### EXERCISE OBJECTIVE
Give back all of the data exactly as it stands, with the pictures removed.

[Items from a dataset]

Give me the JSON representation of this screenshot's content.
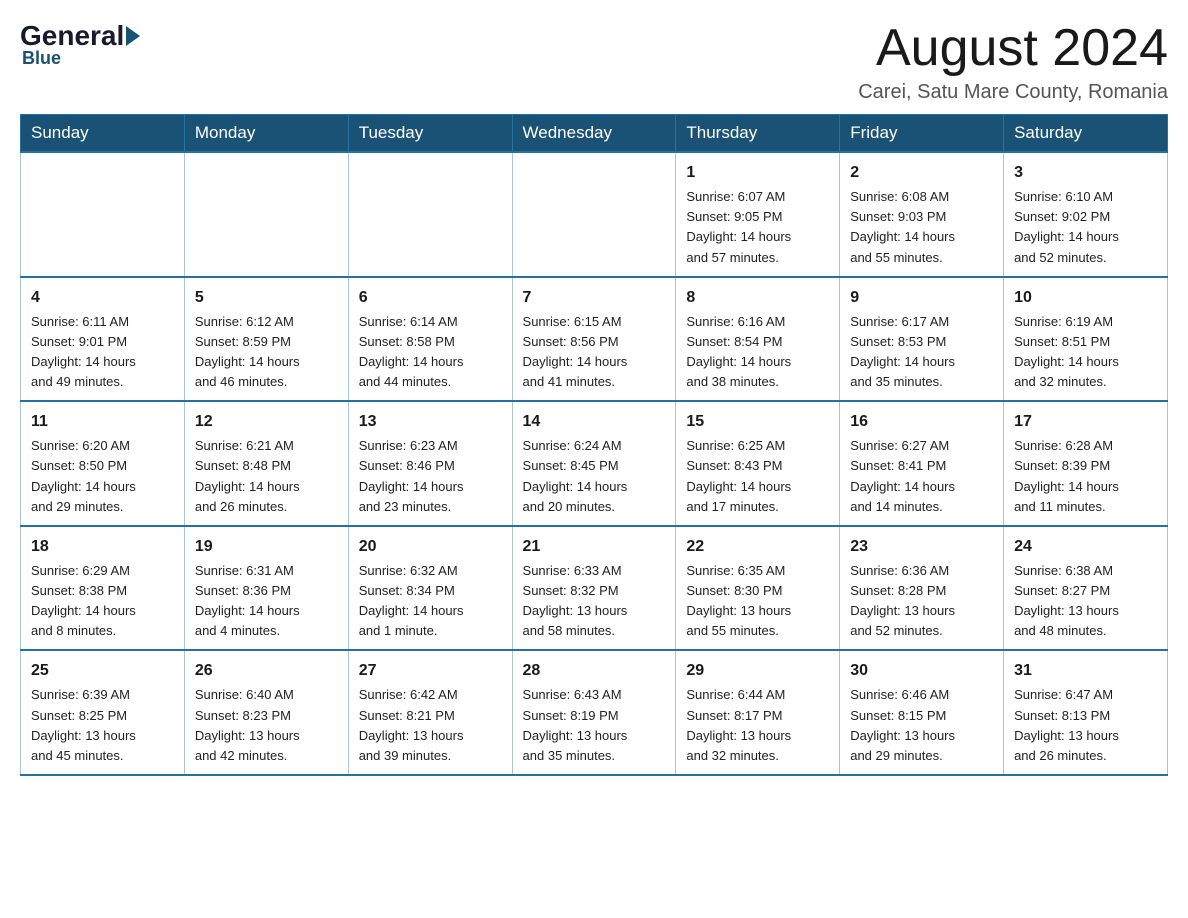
{
  "header": {
    "logo_general": "General",
    "logo_blue": "Blue",
    "month_title": "August 2024",
    "location": "Carei, Satu Mare County, Romania"
  },
  "weekdays": [
    "Sunday",
    "Monday",
    "Tuesday",
    "Wednesday",
    "Thursday",
    "Friday",
    "Saturday"
  ],
  "weeks": [
    [
      {
        "day": "",
        "info": ""
      },
      {
        "day": "",
        "info": ""
      },
      {
        "day": "",
        "info": ""
      },
      {
        "day": "",
        "info": ""
      },
      {
        "day": "1",
        "info": "Sunrise: 6:07 AM\nSunset: 9:05 PM\nDaylight: 14 hours\nand 57 minutes."
      },
      {
        "day": "2",
        "info": "Sunrise: 6:08 AM\nSunset: 9:03 PM\nDaylight: 14 hours\nand 55 minutes."
      },
      {
        "day": "3",
        "info": "Sunrise: 6:10 AM\nSunset: 9:02 PM\nDaylight: 14 hours\nand 52 minutes."
      }
    ],
    [
      {
        "day": "4",
        "info": "Sunrise: 6:11 AM\nSunset: 9:01 PM\nDaylight: 14 hours\nand 49 minutes."
      },
      {
        "day": "5",
        "info": "Sunrise: 6:12 AM\nSunset: 8:59 PM\nDaylight: 14 hours\nand 46 minutes."
      },
      {
        "day": "6",
        "info": "Sunrise: 6:14 AM\nSunset: 8:58 PM\nDaylight: 14 hours\nand 44 minutes."
      },
      {
        "day": "7",
        "info": "Sunrise: 6:15 AM\nSunset: 8:56 PM\nDaylight: 14 hours\nand 41 minutes."
      },
      {
        "day": "8",
        "info": "Sunrise: 6:16 AM\nSunset: 8:54 PM\nDaylight: 14 hours\nand 38 minutes."
      },
      {
        "day": "9",
        "info": "Sunrise: 6:17 AM\nSunset: 8:53 PM\nDaylight: 14 hours\nand 35 minutes."
      },
      {
        "day": "10",
        "info": "Sunrise: 6:19 AM\nSunset: 8:51 PM\nDaylight: 14 hours\nand 32 minutes."
      }
    ],
    [
      {
        "day": "11",
        "info": "Sunrise: 6:20 AM\nSunset: 8:50 PM\nDaylight: 14 hours\nand 29 minutes."
      },
      {
        "day": "12",
        "info": "Sunrise: 6:21 AM\nSunset: 8:48 PM\nDaylight: 14 hours\nand 26 minutes."
      },
      {
        "day": "13",
        "info": "Sunrise: 6:23 AM\nSunset: 8:46 PM\nDaylight: 14 hours\nand 23 minutes."
      },
      {
        "day": "14",
        "info": "Sunrise: 6:24 AM\nSunset: 8:45 PM\nDaylight: 14 hours\nand 20 minutes."
      },
      {
        "day": "15",
        "info": "Sunrise: 6:25 AM\nSunset: 8:43 PM\nDaylight: 14 hours\nand 17 minutes."
      },
      {
        "day": "16",
        "info": "Sunrise: 6:27 AM\nSunset: 8:41 PM\nDaylight: 14 hours\nand 14 minutes."
      },
      {
        "day": "17",
        "info": "Sunrise: 6:28 AM\nSunset: 8:39 PM\nDaylight: 14 hours\nand 11 minutes."
      }
    ],
    [
      {
        "day": "18",
        "info": "Sunrise: 6:29 AM\nSunset: 8:38 PM\nDaylight: 14 hours\nand 8 minutes."
      },
      {
        "day": "19",
        "info": "Sunrise: 6:31 AM\nSunset: 8:36 PM\nDaylight: 14 hours\nand 4 minutes."
      },
      {
        "day": "20",
        "info": "Sunrise: 6:32 AM\nSunset: 8:34 PM\nDaylight: 14 hours\nand 1 minute."
      },
      {
        "day": "21",
        "info": "Sunrise: 6:33 AM\nSunset: 8:32 PM\nDaylight: 13 hours\nand 58 minutes."
      },
      {
        "day": "22",
        "info": "Sunrise: 6:35 AM\nSunset: 8:30 PM\nDaylight: 13 hours\nand 55 minutes."
      },
      {
        "day": "23",
        "info": "Sunrise: 6:36 AM\nSunset: 8:28 PM\nDaylight: 13 hours\nand 52 minutes."
      },
      {
        "day": "24",
        "info": "Sunrise: 6:38 AM\nSunset: 8:27 PM\nDaylight: 13 hours\nand 48 minutes."
      }
    ],
    [
      {
        "day": "25",
        "info": "Sunrise: 6:39 AM\nSunset: 8:25 PM\nDaylight: 13 hours\nand 45 minutes."
      },
      {
        "day": "26",
        "info": "Sunrise: 6:40 AM\nSunset: 8:23 PM\nDaylight: 13 hours\nand 42 minutes."
      },
      {
        "day": "27",
        "info": "Sunrise: 6:42 AM\nSunset: 8:21 PM\nDaylight: 13 hours\nand 39 minutes."
      },
      {
        "day": "28",
        "info": "Sunrise: 6:43 AM\nSunset: 8:19 PM\nDaylight: 13 hours\nand 35 minutes."
      },
      {
        "day": "29",
        "info": "Sunrise: 6:44 AM\nSunset: 8:17 PM\nDaylight: 13 hours\nand 32 minutes."
      },
      {
        "day": "30",
        "info": "Sunrise: 6:46 AM\nSunset: 8:15 PM\nDaylight: 13 hours\nand 29 minutes."
      },
      {
        "day": "31",
        "info": "Sunrise: 6:47 AM\nSunset: 8:13 PM\nDaylight: 13 hours\nand 26 minutes."
      }
    ]
  ]
}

### REPLY
Give me the JSON representation of this screenshot's content.
{
  "header": {
    "logo_general": "General",
    "logo_blue": "Blue",
    "month_title": "August 2024",
    "location": "Carei, Satu Mare County, Romania"
  },
  "weekdays": [
    "Sunday",
    "Monday",
    "Tuesday",
    "Wednesday",
    "Thursday",
    "Friday",
    "Saturday"
  ],
  "weeks": [
    [
      {
        "day": "",
        "info": ""
      },
      {
        "day": "",
        "info": ""
      },
      {
        "day": "",
        "info": ""
      },
      {
        "day": "",
        "info": ""
      },
      {
        "day": "1",
        "info": "Sunrise: 6:07 AM\nSunset: 9:05 PM\nDaylight: 14 hours\nand 57 minutes."
      },
      {
        "day": "2",
        "info": "Sunrise: 6:08 AM\nSunset: 9:03 PM\nDaylight: 14 hours\nand 55 minutes."
      },
      {
        "day": "3",
        "info": "Sunrise: 6:10 AM\nSunset: 9:02 PM\nDaylight: 14 hours\nand 52 minutes."
      }
    ],
    [
      {
        "day": "4",
        "info": "Sunrise: 6:11 AM\nSunset: 9:01 PM\nDaylight: 14 hours\nand 49 minutes."
      },
      {
        "day": "5",
        "info": "Sunrise: 6:12 AM\nSunset: 8:59 PM\nDaylight: 14 hours\nand 46 minutes."
      },
      {
        "day": "6",
        "info": "Sunrise: 6:14 AM\nSunset: 8:58 PM\nDaylight: 14 hours\nand 44 minutes."
      },
      {
        "day": "7",
        "info": "Sunrise: 6:15 AM\nSunset: 8:56 PM\nDaylight: 14 hours\nand 41 minutes."
      },
      {
        "day": "8",
        "info": "Sunrise: 6:16 AM\nSunset: 8:54 PM\nDaylight: 14 hours\nand 38 minutes."
      },
      {
        "day": "9",
        "info": "Sunrise: 6:17 AM\nSunset: 8:53 PM\nDaylight: 14 hours\nand 35 minutes."
      },
      {
        "day": "10",
        "info": "Sunrise: 6:19 AM\nSunset: 8:51 PM\nDaylight: 14 hours\nand 32 minutes."
      }
    ],
    [
      {
        "day": "11",
        "info": "Sunrise: 6:20 AM\nSunset: 8:50 PM\nDaylight: 14 hours\nand 29 minutes."
      },
      {
        "day": "12",
        "info": "Sunrise: 6:21 AM\nSunset: 8:48 PM\nDaylight: 14 hours\nand 26 minutes."
      },
      {
        "day": "13",
        "info": "Sunrise: 6:23 AM\nSunset: 8:46 PM\nDaylight: 14 hours\nand 23 minutes."
      },
      {
        "day": "14",
        "info": "Sunrise: 6:24 AM\nSunset: 8:45 PM\nDaylight: 14 hours\nand 20 minutes."
      },
      {
        "day": "15",
        "info": "Sunrise: 6:25 AM\nSunset: 8:43 PM\nDaylight: 14 hours\nand 17 minutes."
      },
      {
        "day": "16",
        "info": "Sunrise: 6:27 AM\nSunset: 8:41 PM\nDaylight: 14 hours\nand 14 minutes."
      },
      {
        "day": "17",
        "info": "Sunrise: 6:28 AM\nSunset: 8:39 PM\nDaylight: 14 hours\nand 11 minutes."
      }
    ],
    [
      {
        "day": "18",
        "info": "Sunrise: 6:29 AM\nSunset: 8:38 PM\nDaylight: 14 hours\nand 8 minutes."
      },
      {
        "day": "19",
        "info": "Sunrise: 6:31 AM\nSunset: 8:36 PM\nDaylight: 14 hours\nand 4 minutes."
      },
      {
        "day": "20",
        "info": "Sunrise: 6:32 AM\nSunset: 8:34 PM\nDaylight: 14 hours\nand 1 minute."
      },
      {
        "day": "21",
        "info": "Sunrise: 6:33 AM\nSunset: 8:32 PM\nDaylight: 13 hours\nand 58 minutes."
      },
      {
        "day": "22",
        "info": "Sunrise: 6:35 AM\nSunset: 8:30 PM\nDaylight: 13 hours\nand 55 minutes."
      },
      {
        "day": "23",
        "info": "Sunrise: 6:36 AM\nSunset: 8:28 PM\nDaylight: 13 hours\nand 52 minutes."
      },
      {
        "day": "24",
        "info": "Sunrise: 6:38 AM\nSunset: 8:27 PM\nDaylight: 13 hours\nand 48 minutes."
      }
    ],
    [
      {
        "day": "25",
        "info": "Sunrise: 6:39 AM\nSunset: 8:25 PM\nDaylight: 13 hours\nand 45 minutes."
      },
      {
        "day": "26",
        "info": "Sunrise: 6:40 AM\nSunset: 8:23 PM\nDaylight: 13 hours\nand 42 minutes."
      },
      {
        "day": "27",
        "info": "Sunrise: 6:42 AM\nSunset: 8:21 PM\nDaylight: 13 hours\nand 39 minutes."
      },
      {
        "day": "28",
        "info": "Sunrise: 6:43 AM\nSunset: 8:19 PM\nDaylight: 13 hours\nand 35 minutes."
      },
      {
        "day": "29",
        "info": "Sunrise: 6:44 AM\nSunset: 8:17 PM\nDaylight: 13 hours\nand 32 minutes."
      },
      {
        "day": "30",
        "info": "Sunrise: 6:46 AM\nSunset: 8:15 PM\nDaylight: 13 hours\nand 29 minutes."
      },
      {
        "day": "31",
        "info": "Sunrise: 6:47 AM\nSunset: 8:13 PM\nDaylight: 13 hours\nand 26 minutes."
      }
    ]
  ]
}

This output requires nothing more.